[syn: extraneous, immaterial, impertinent,

2. statistically unrelated;

3. having a set of mutually perpendicular axes; meeting at right angles;

- Example: "wind and sea may displace the ship's center of gravity along three orthogonal axes"

- Example: "a rectangular Cartesian coordinate system"

[syn:

The Collaborative International Dictionary of English v.0.48:

Orthogonal \Or*thog"o*nal\, a. [Cf. F. orthogonal.] Right-angled; rectangular; as, an orthogonal intersection of one curve with another. [1913 Webster] Orthogonal projection. See under Orthographic. [1913 Webster]WordNet (r) 3.0 (2006):

orthogonal adj 1: not pertinent to the matter under consideration; "an issue extraneous to the debate"; "the price was immaterial"; "mentioned several impertinent facts before finally coming to the point" [syn: extraneous, immaterial, impertinent, orthogonal] 2: statistically unrelated 3: having a set of mutually perpendicular axes; meeting at right angles; "wind and sea may displace the ship's center of gravity along three orthogonal axes"; "a rectangular Cartesian coordinate system" [syn: orthogonal, rectangular]Moby Thesaurus II by Grady Ward, 1.0:

35 Moby Thesaurus words for "orthogonal": cube-shaped, cubed, cubic, cubiform, cuboid, diced, foursquare, normal, oblong, orthodiagonal, orthometric, perpendicular, plumb, plunging, precipitous, quadrangular, quadrate, quadriform, quadrilateral, rectangular, rhombic, rhomboid, right-angle, right-angled, right-angular, sheer, square, steep, straight-up, straight-up-and-down, tetragonal, tetrahedral, trapezohedral, trapezoid, up-and-downThe Jargon File (version 4.4.7, 29 Dec 2003):

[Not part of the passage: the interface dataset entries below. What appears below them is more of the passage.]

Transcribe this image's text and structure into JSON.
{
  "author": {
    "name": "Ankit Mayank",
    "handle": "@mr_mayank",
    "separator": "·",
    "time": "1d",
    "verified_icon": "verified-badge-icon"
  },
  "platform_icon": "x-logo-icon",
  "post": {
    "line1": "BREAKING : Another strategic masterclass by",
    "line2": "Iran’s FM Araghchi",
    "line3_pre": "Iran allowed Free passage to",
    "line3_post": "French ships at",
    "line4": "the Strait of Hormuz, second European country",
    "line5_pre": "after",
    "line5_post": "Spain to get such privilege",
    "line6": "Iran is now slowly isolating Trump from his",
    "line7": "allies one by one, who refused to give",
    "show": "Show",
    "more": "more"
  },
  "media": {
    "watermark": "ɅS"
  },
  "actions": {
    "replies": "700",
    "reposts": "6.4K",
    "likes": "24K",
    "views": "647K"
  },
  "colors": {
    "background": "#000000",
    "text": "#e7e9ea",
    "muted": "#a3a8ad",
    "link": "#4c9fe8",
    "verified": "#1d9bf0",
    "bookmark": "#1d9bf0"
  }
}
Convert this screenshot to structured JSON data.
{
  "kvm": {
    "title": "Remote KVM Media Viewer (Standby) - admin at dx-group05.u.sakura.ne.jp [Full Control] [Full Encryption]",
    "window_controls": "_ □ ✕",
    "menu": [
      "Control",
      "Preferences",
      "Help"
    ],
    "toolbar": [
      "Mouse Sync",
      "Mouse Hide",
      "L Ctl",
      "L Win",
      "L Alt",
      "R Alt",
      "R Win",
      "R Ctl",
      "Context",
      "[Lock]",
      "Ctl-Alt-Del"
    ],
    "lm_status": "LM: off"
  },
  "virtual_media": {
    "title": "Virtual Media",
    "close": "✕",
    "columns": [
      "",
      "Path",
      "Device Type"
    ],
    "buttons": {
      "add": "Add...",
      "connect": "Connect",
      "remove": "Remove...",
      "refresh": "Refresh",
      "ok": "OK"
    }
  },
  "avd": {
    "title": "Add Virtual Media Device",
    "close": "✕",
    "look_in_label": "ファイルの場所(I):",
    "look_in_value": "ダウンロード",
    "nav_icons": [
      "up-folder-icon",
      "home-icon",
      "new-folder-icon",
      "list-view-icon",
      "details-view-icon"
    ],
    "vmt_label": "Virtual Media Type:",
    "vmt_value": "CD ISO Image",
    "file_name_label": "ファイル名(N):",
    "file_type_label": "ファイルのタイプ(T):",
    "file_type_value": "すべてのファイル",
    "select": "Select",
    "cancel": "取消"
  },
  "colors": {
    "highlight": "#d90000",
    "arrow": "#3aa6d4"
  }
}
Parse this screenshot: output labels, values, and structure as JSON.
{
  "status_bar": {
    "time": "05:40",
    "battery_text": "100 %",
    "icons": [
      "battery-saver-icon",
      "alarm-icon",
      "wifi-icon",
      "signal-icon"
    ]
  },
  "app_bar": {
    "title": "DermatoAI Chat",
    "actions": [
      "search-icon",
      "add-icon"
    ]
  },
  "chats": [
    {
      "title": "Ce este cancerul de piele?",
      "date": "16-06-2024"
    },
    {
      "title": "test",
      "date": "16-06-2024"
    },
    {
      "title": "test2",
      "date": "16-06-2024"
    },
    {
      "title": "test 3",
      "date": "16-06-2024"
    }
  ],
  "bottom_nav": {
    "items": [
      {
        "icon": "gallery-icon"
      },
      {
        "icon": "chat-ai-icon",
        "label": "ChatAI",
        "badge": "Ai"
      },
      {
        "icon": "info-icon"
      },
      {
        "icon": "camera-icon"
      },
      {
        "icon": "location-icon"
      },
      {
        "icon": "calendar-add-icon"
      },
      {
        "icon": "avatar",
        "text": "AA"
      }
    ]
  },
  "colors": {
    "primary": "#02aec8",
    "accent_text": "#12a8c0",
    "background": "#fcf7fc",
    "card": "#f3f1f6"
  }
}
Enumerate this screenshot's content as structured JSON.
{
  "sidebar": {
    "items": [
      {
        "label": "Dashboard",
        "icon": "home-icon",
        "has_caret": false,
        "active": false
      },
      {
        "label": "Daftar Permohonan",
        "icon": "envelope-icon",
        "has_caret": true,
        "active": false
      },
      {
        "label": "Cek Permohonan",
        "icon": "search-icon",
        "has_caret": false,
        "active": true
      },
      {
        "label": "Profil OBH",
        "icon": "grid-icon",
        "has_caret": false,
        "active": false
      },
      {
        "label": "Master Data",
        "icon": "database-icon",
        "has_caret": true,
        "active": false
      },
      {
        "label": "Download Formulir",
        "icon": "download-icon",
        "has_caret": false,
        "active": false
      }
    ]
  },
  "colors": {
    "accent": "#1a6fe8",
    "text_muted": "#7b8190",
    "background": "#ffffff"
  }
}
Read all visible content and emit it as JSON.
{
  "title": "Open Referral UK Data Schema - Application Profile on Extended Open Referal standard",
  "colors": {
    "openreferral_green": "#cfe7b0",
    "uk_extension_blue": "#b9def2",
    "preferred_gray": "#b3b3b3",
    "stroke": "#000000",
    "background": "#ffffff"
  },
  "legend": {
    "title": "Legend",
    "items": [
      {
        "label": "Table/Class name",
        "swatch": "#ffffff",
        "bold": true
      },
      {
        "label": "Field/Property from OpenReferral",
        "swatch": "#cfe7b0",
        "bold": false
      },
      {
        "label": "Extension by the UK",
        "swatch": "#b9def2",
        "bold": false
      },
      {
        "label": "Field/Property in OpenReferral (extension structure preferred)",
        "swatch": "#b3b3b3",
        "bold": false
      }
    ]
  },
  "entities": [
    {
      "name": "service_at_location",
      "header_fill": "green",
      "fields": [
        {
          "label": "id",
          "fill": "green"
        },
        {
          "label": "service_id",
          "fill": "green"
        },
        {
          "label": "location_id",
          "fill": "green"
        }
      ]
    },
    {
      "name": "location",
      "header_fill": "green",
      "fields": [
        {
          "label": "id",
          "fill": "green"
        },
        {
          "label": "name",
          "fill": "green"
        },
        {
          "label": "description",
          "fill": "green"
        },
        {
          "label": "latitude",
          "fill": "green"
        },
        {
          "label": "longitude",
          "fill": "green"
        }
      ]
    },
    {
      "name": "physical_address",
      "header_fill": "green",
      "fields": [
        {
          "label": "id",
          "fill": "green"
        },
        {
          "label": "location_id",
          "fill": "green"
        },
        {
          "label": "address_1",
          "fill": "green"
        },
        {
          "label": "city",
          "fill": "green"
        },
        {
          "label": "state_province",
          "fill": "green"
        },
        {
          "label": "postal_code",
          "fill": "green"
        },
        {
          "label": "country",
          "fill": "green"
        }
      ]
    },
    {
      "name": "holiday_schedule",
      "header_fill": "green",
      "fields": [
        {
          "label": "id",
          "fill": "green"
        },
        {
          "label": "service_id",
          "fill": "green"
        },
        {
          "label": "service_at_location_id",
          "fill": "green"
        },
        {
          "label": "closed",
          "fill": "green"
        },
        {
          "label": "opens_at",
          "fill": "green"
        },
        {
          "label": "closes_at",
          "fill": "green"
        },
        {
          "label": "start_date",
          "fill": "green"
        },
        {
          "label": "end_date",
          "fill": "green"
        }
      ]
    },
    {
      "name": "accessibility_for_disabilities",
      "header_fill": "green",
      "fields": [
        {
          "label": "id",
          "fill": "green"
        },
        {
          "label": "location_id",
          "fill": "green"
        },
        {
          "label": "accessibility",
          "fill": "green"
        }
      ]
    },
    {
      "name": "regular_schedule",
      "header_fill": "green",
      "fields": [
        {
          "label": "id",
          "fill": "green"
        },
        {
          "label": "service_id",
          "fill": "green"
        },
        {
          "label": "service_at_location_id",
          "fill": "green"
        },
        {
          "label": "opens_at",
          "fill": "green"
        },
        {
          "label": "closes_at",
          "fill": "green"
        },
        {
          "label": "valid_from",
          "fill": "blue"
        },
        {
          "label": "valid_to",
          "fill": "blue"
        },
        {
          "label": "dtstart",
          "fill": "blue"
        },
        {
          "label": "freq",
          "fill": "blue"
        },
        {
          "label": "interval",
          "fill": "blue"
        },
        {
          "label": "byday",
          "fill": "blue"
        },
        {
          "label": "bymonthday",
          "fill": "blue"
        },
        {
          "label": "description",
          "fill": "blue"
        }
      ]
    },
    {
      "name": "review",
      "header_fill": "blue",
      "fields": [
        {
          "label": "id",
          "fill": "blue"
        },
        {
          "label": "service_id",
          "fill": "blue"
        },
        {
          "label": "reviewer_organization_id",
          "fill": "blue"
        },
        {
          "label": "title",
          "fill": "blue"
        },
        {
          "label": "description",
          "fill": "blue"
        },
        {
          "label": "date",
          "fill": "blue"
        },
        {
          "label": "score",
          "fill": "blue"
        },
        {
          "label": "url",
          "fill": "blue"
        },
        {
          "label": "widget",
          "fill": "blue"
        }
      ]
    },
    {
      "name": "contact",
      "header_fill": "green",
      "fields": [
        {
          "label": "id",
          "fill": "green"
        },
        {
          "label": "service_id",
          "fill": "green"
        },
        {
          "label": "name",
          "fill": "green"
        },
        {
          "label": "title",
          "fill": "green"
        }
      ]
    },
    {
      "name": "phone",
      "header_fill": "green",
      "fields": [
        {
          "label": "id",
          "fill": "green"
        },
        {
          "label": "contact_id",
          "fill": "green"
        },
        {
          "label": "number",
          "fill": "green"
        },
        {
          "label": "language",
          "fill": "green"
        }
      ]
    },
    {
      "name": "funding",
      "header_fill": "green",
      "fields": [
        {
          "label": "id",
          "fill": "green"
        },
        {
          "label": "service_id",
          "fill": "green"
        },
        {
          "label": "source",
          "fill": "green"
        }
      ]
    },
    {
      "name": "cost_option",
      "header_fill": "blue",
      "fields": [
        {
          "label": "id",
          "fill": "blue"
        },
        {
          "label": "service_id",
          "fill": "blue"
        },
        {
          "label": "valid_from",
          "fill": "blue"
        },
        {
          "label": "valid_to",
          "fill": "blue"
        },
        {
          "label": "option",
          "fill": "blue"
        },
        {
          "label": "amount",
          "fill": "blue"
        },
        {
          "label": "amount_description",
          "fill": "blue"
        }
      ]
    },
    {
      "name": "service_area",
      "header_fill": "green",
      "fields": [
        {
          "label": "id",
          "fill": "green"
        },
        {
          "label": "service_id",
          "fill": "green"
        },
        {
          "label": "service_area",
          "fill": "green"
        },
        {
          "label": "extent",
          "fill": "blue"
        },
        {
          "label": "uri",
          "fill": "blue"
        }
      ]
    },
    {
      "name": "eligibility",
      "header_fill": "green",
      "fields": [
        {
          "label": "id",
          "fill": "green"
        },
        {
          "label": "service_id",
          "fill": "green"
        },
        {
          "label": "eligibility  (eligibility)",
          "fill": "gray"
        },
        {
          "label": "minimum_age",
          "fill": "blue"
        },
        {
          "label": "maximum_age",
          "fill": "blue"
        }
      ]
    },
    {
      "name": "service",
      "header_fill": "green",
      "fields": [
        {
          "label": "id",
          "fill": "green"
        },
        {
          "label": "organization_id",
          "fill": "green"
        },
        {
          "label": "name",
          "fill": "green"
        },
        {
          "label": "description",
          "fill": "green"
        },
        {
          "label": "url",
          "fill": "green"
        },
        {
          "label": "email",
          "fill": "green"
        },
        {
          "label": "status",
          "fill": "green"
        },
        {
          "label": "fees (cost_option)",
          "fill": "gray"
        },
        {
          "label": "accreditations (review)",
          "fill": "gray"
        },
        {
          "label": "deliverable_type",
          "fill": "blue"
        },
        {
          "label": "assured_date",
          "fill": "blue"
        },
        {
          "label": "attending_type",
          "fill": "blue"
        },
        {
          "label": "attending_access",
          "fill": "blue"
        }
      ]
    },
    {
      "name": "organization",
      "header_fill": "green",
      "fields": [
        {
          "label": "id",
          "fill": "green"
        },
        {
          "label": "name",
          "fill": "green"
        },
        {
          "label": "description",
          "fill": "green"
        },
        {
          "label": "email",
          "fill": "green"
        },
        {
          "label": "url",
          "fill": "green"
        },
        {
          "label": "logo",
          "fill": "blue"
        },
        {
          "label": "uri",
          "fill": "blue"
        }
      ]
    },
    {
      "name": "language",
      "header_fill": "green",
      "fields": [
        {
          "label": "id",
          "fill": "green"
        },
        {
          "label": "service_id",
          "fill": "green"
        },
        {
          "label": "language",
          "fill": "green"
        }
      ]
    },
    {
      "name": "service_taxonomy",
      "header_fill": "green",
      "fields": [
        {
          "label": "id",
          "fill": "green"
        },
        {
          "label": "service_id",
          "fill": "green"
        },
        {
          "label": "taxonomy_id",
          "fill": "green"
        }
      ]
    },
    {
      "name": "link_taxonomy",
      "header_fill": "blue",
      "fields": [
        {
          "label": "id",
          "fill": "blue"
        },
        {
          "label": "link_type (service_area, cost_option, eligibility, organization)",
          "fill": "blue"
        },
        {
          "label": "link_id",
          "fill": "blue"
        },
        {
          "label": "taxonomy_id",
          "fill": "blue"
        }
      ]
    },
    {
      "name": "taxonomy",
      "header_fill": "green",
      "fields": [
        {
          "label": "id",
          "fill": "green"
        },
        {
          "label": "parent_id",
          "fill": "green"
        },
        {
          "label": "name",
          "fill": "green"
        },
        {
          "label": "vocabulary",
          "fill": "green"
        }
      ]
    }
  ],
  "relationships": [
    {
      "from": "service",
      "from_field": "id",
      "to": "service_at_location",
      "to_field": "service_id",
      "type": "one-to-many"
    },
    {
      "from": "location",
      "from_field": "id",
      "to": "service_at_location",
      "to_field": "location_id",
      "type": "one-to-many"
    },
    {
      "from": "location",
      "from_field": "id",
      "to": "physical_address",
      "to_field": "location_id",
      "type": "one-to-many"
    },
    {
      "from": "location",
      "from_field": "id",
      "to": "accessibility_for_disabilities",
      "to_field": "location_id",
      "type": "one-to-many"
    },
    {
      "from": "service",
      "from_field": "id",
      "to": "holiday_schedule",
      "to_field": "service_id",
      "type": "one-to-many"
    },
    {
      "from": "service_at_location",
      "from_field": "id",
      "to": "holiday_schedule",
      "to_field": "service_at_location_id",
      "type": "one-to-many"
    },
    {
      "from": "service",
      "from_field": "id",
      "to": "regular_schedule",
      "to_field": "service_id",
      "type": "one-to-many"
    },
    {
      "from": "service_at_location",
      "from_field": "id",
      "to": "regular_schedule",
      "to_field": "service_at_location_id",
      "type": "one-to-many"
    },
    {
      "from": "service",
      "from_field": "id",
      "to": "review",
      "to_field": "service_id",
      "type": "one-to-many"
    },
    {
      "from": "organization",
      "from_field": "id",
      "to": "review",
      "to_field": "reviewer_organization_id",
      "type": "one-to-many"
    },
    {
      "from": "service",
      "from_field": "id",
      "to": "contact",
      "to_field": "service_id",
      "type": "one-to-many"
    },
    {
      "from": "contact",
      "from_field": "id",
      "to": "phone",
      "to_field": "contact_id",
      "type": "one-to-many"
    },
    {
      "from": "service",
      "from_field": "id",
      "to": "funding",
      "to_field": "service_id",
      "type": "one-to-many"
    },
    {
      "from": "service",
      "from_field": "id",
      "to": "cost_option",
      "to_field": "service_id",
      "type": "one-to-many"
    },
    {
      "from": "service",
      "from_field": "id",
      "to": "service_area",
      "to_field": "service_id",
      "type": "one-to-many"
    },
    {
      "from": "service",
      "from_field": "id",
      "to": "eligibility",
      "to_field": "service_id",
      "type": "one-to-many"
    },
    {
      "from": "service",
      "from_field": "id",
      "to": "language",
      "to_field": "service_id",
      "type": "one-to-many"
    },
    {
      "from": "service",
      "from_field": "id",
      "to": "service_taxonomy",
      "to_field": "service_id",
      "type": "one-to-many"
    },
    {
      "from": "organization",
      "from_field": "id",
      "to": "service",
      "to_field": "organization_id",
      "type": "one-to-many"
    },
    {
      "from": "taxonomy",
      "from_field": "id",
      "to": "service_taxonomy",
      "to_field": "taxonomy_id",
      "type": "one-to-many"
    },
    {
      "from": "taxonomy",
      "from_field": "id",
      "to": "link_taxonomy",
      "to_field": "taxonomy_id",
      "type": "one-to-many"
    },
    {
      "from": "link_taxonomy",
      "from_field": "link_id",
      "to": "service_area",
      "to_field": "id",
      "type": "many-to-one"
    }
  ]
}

orthogonal adj. [from mathematics] Mutually independent; well separated; sometimes, irrelevant to. Used in a generalization of its mathematical meaning to describe sets of primitives or capabilities that, like a vector basis in geometry, span the entire ?capability space? of the system and are in some sense non-overlapping or mutually independent. For example, in architectures such as the PDP-11 or VAX where all or nearly all registers can be used interchangeably in any role with respect to any instruction, the register set is said to be orthogonal. Or, in logic, the set of operators not and or is orthogonal, but the set nand, or, and not is not (because any one of these can be expressed in terms of the others). Also used in comments on human discourse: ?This may be orthogonal to the discussion, but....?The Free On-line Dictionary of Computing (30 December 2018):

orthogonalAt 90 degrees (right angles). N mutually orthogonal vectors span an N-dimensional vector space, meaning that, any vector in the space can be expressed as a linear combination of the vectors. This is true of any set of N linearly independent vectors. The term is used loosely to mean mutually independent or well separated. It is used to describe sets of primitives or capabilities that, like linearly independent vectors in geometry, span the entire "capability space" and are in some sense non-overlapping or mutually independent. For example, in logic, the set of operators "not" and "or" is described as orthogonal, but the set "nand", "or", and "not" is not (because any one of these can be expressed in terms of the others). Also used loosely to mean "irrelevant to", e.g. "This may be orthogonal to the discussion, but ...", similar to "going off at a tangent". See also orthogonal instruction set. [Jargon File] (2002-12-02)